▶ **WORK REQUIRED**: Could you copy each line of the listing below that has the word "Windows"?

======== PROVIDED DATA

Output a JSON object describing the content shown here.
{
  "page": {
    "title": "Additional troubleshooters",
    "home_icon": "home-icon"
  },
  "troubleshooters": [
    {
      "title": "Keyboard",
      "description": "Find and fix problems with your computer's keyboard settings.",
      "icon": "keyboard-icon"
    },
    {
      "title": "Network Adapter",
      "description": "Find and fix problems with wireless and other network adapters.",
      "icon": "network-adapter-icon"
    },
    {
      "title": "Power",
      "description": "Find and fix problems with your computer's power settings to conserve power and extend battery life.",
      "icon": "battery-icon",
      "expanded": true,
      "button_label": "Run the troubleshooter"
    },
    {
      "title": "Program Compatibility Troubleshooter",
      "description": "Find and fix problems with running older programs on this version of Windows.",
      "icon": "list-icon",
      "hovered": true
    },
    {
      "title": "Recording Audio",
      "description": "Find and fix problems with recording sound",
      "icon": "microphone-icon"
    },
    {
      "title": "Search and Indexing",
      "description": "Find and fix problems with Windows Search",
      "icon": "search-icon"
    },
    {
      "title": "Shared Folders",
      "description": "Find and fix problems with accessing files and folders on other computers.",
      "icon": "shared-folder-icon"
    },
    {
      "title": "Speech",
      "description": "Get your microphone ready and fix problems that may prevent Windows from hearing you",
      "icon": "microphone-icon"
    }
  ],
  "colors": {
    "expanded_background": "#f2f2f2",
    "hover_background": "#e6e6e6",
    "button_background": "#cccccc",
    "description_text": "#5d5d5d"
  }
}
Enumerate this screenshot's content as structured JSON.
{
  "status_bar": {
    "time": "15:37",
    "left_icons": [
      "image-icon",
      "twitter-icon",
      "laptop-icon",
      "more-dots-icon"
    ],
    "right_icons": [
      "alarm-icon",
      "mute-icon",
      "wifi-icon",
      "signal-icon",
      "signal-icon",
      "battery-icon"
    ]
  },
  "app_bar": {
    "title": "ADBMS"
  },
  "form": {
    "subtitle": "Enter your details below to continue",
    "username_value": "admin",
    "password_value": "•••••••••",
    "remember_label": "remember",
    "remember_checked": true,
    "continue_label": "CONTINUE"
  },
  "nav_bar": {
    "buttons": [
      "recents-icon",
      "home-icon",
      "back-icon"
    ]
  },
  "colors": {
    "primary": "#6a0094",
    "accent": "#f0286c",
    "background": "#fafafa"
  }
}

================

▶ **SOLUTION TO THE EXERCISE**:
      "description": "Find and fix problems with running older programs on this version of Windows.",
      "description": "Find and fix problems with Windows Search",
      "description": "Get your microphone ready and fix problems that may prevent Windows from hearing you",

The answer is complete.